◆ **Task goal**
An exact copy of every record, without the pictures, is what should come back.

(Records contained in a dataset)
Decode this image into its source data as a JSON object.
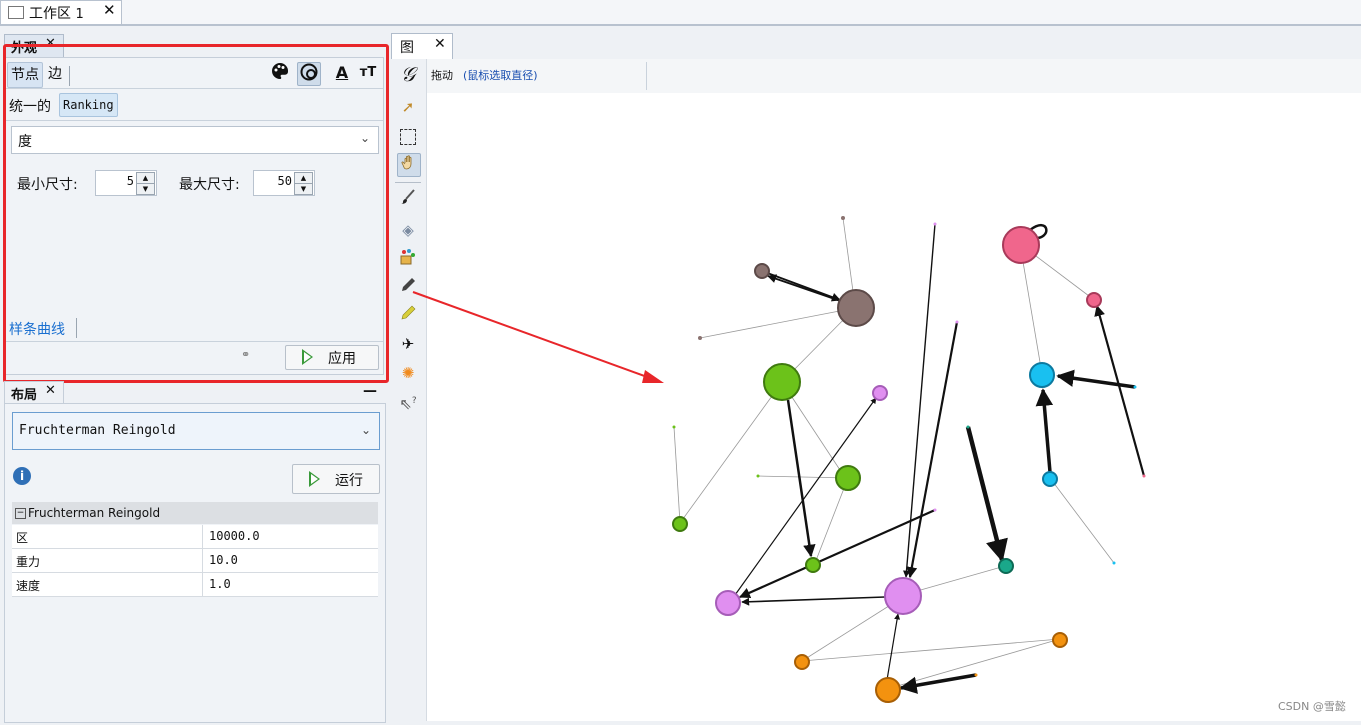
{
  "workspace_tab": {
    "label": "工作区",
    "index": "1",
    "close": "✕"
  },
  "appearance": {
    "tab_title": "外观",
    "tab_close": "✕",
    "modes": {
      "nodes": "节点",
      "edges": "边"
    },
    "tool_icons": {
      "color": "palette-icon",
      "size": "size-rings-icon",
      "label_color": "A",
      "label_size": "тT"
    },
    "sub_tabs": {
      "unique": "统一的",
      "ranking": "Ranking"
    },
    "attribute_select": "度",
    "min_size_label": "最小尺寸:",
    "min_size_value": "5",
    "max_size_label": "最大尺寸:",
    "max_size_value": "50",
    "spline_link": "样条曲线",
    "apply_button": "应用",
    "accent_color": "#1a6fd0",
    "highlight_color": "#e8262a"
  },
  "layout": {
    "tab_title": "布局",
    "tab_close": "✕",
    "minimize": "—",
    "algorithm": "Fruchterman Reingold",
    "run_button": "运行",
    "properties_header": "Fruchterman Reingold",
    "properties": [
      {
        "key": "区",
        "value": "10000.0"
      },
      {
        "key": "重力",
        "value": "10.0"
      },
      {
        "key": "速度",
        "value": "1.0"
      }
    ]
  },
  "graph": {
    "tab_title": "图",
    "tab_close": "✕",
    "drag_label": "拖动",
    "drag_hint": "(鼠标选取直径)",
    "tools": [
      "gephi-logo-icon",
      "pointer-icon",
      "rectangle-select-icon",
      "drag-hand-icon",
      "brush-icon",
      "diamond-icon",
      "color-bucket-icon",
      "pencil-icon",
      "edge-pencil-icon",
      "airplane-icon",
      "sun-icon",
      "help-pointer-icon"
    ]
  },
  "watermark": "CSDN @雪懿"
}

◆ **Your response**
Decode this image into its source data as a JSON object.
{
  "workspace_tab": {
    "label": "工作区",
    "index": "1",
    "close": "✕"
  },
  "appearance": {
    "tab_title": "外观",
    "tab_close": "✕",
    "modes": {
      "nodes": "节点",
      "edges": "边"
    },
    "tool_icons": {
      "color": "palette-icon",
      "size": "size-rings-icon",
      "label_color": "A",
      "label_size": "тT"
    },
    "sub_tabs": {
      "unique": "统一的",
      "ranking": "Ranking"
    },
    "attribute_select": "度",
    "min_size_label": "最小尺寸:",
    "min_size_value": "5",
    "max_size_label": "最大尺寸:",
    "max_size_value": "50",
    "spline_link": "样条曲线",
    "apply_button": "应用",
    "accent_color": "#1a6fd0",
    "highlight_color": "#e8262a"
  },
  "layout": {
    "tab_title": "布局",
    "tab_close": "✕",
    "minimize": "—",
    "algorithm": "Fruchterman Reingold",
    "run_button": "运行",
    "properties_header": "Fruchterman Reingold",
    "properties": [
      {
        "key": "区",
        "value": "10000.0"
      },
      {
        "key": "重力",
        "value": "10.0"
      },
      {
        "key": "速度",
        "value": "1.0"
      }
    ]
  },
  "graph": {
    "tab_title": "图",
    "tab_close": "✕",
    "drag_label": "拖动",
    "drag_hint": "(鼠标选取直径)",
    "tools": [
      "gephi-logo-icon",
      "pointer-icon",
      "rectangle-select-icon",
      "drag-hand-icon",
      "brush-icon",
      "diamond-icon",
      "color-bucket-icon",
      "pencil-icon",
      "edge-pencil-icon",
      "airplane-icon",
      "sun-icon",
      "help-pointer-icon"
    ]
  },
  "watermark": "CSDN @雪懿"
}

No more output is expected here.